KARACHI: The government has convened a parliamentary committee meeting on Monday (tomorrow) to discuss barriers in mango exports that are anticipated to drop 70 percent this season, a trade association said on Saturday.
Pakistan Fruit and Vegetable Exporters, Importers and Merchants Association (PFVA) said the special committee of the National Assembly on agriculture called a session on 15th June to discuss two serious issues related to problems in export of mangoes to Iran and European markets. The session will be attended by all the relevant ministries, traders and growers.
Revising up the previous estimate of 38 percent, PFVA expected mango exports to plunge 70 percent this year because of hurdles in exports to Iran – that consumes almost quarter of exporting mangoes from Pakistan – and exorbitant air freight costs to European market.
Amid the coronavirus lockdown, mango exports were previously estimated at 80,000 tons compared to 130,000 tons that fetched $90 million last year.
The association favours reduction in freight costs of state-owned Pakistan International Airlines whose freight charges are same as foreign carriers, according to PFVA Patron-in-Chief Waheed Ahmed.
Of the total export volume of mangoes, 55 percent is usually exported by sea, 20 percent via air, and 25 percent through land.
The PFVA expected the NA committee to find solutions of the recurring problems facing mango sector and ensure provision of reasonable services, handling expertise and freight cost relief from the national carrier to save capital flight by foreign carriers with profit repatriation. Foreign airlines account for 90 percent of mango exports from Pakistan.
Mango export to Iran via land route is also badly suffering due to various serious issues, according to the PFVA.
“The number of trucks carrying Pakistani mangoes to Iran through Taftan border is piling up with each passing day whereas the less number of trucks coming from Iran to Pakistan,” said Ahmed. Umpteen numbers of truckloads of mangoes are forming long queues on the Iran-Pakistan border due to restriction on number of working days and a daily short time-frame for trucks to get into Iran in the coronavirus tumult.
“Mangoes are getting spoiled due to inordinate delay in movement to cross the Taftan border,” said Ahmed, lamenting over a slipping golden opportunity to meet demand of lucrative Iranian market.
The PFVA said various sectors, including packaging and transportation, are directly related to the trade of fruits and vegetables. Many new investors and businessmen are attracted to the trade of fruits and vegetables after economic difficulties in other occupations due to lockdown. The new investment would create employment, it added.
The association said Pakistan can get out of the current severe economic crisis if this trade is seriously considered and its enormous potential is fully exploited.
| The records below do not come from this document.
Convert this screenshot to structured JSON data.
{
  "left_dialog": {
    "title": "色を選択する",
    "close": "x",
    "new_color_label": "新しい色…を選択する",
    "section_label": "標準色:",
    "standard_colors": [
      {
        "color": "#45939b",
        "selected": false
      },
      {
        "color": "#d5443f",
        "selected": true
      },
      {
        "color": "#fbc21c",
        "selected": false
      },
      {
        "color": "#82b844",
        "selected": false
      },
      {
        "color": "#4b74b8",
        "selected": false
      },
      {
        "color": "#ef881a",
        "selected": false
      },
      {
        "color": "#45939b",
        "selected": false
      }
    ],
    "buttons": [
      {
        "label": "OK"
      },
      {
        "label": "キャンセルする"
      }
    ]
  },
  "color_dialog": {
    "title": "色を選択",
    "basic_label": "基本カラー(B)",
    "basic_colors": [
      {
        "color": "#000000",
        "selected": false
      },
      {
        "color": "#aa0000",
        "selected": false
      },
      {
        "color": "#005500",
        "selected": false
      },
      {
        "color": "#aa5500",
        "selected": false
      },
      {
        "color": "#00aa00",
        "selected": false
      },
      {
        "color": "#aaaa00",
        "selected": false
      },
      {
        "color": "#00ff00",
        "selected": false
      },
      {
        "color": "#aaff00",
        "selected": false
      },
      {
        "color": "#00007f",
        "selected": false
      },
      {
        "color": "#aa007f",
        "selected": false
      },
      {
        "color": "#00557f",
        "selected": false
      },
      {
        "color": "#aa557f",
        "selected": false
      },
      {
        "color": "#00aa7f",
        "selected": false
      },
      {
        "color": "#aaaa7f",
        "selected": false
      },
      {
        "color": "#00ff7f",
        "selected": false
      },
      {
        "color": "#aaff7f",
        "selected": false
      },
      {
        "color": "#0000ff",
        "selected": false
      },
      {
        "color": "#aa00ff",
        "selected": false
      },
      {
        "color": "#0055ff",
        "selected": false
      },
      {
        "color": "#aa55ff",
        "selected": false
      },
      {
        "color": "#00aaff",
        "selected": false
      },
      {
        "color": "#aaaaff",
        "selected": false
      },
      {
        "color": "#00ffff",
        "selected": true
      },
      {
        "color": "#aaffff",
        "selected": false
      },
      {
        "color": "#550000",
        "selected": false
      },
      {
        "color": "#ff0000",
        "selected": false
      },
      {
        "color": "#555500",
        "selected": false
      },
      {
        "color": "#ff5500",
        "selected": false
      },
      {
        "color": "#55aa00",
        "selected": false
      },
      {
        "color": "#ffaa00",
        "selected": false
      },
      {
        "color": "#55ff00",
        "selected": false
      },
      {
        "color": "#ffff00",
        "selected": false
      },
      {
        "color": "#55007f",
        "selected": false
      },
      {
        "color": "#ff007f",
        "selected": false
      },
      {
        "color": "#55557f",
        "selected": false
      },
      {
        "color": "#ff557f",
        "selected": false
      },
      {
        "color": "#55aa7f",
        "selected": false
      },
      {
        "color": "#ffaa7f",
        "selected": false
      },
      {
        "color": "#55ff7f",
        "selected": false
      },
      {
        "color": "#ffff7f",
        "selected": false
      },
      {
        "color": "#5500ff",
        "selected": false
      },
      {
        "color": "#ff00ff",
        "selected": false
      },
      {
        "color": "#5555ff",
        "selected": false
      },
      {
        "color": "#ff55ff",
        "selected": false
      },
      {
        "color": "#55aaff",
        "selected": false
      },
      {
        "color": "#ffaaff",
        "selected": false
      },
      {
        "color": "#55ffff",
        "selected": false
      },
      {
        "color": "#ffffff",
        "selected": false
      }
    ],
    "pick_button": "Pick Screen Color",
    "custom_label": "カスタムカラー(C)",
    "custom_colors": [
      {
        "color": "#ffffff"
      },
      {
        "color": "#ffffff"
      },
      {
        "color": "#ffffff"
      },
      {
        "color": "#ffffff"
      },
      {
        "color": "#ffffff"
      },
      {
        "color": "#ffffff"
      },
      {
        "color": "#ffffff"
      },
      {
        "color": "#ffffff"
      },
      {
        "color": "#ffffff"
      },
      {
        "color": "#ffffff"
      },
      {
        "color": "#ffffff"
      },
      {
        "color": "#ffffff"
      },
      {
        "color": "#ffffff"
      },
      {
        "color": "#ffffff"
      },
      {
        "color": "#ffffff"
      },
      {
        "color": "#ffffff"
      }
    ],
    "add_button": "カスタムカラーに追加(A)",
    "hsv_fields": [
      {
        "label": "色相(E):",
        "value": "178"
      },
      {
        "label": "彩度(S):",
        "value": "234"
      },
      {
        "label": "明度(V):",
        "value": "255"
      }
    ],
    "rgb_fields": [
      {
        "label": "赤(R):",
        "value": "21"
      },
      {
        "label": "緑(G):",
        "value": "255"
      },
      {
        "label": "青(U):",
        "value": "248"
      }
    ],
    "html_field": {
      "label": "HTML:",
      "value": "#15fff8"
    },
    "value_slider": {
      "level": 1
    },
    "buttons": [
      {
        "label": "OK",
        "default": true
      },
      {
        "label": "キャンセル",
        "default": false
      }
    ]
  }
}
It hoped that the special committee of the NA would focus its attention on all the issues and get them resolved with close coordination of the concerned ministries for the public interest.